Psst – want to buy some content?
Last week News Corp reported a $3.4 billion loss. The same week, Rupert Mudoch’s media machine announced it was going to start charging for content in all sorts of places. It had tried the scheme on one site and it had been a great success and as such it was going to start rolling out across the world — the first UK site was going to be The Sunday Times. Every other news organisation carried the story — the BBC suggested people might pay to see the exclusive Michael Jackson rehearsal footage which The Sun’s website had published a few days before.
Oh and last week, News Corp reported a $3.4 billion loss.
I thought I would mention the loss again as no one seems to be talking about it. On the other hand everyone is talking about charging for content. Will it really be the case that some time soon, everyone will be charging for content? Will it be the case that to read this blog post (and other better ones!) you will be getting out your credit card/debit card/micropayments wallet to fill the coffers of PC Pro? I doubt it…
Firstly, let us look at the News Corp story. News Corp made a loss of $3.4 billion to the year ending June 2009. In the US, News Corp has had other bad press — it has to pay $300 million damages to another company. There are some exceptional things in the loss — a write down for MySpace which News Corp bought in another blaze of publicity four years ago. It seems that most of the problems are arising from a down turn in advertising revenue which has been caused by a recession.
Of course, in old media if there was a recession, your advertising revenue went down, you printed less pages and sold them to less people. As the publications were smaller, you shed staff as well to cut costs. In new media, when the advertising goes down you could produce fewer pages but the chances are the same number of people will read them. However, compared with old media you have no printing costs and distribution costs which should be going down.
Secondly, is anyone actually going to pay for ‘mass market’ content? The short answer is ‘no’ because of the way that people find that content. At a publishing conference last year, someone from The Times Online said that the biggest proportion of traffic to the web site came from Google. Unless Google were to change, you introduce barriers and your content does not get listed which means you don’t get the traffic. Even if your charging site is listed, users will learn and they will not click on your links, which will lower your ranking and you will lose traffic.
So if you introduce charging, you will lose the traffic you need for the charging to work. In narrower B2B markets, people do pay for web content already because the content is unique and the users can see the benefit. It is doubtful that will work in the mass market.
Lastly, how are News Corp going to get the money? Obviously you are going to do it via micropayments. Micropayment platforms come in two forms: one where you put credit somewhere which you then make micropayments from; and one where the micropayment comes directly from your bank account. The former platforms have been successfully used outside of the web — the Oyster Card on London transport, for example — but from Mondex to Barclaycard Pulse they have failed in the mass market.
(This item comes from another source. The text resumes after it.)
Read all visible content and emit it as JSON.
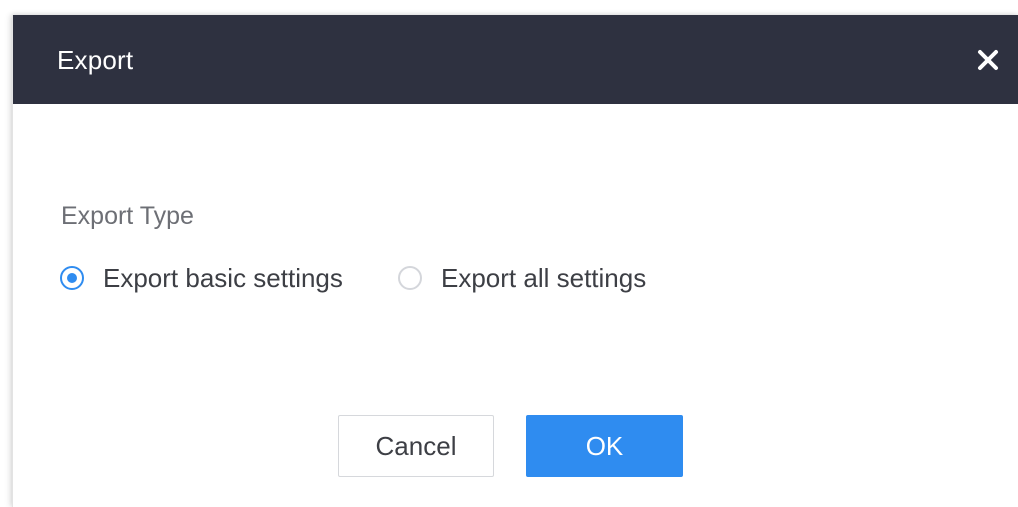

It seems unlikely that real micropayments from your bank account is going to happen any time soon. This is the real problem. If The Sun wants to charge me for the latest celebrity footage or PC Pro wants to charge you to read the latest iPhone review, how are they going to get the money? It seems unlikely I will charge up my ‘Sun Micropayments’ account (or even my News Corp one) for one thing.
If News Corp wants my money they have to find a way of getting it off me which is, at the moment, very hard. Things might change here but it will take some time for a platform to appear. The payment industry is littered with platforms which went nowhere — anyone remember Secure Electronic Transactions (SET), which is how we were all going to pay for things on the web?
So is charging for content is just a good way of burying bad news? Probably. After all, when the recession ends and the advertising revenue returns — it may well be business as usual. And everyone will have forgotten about what was said this week.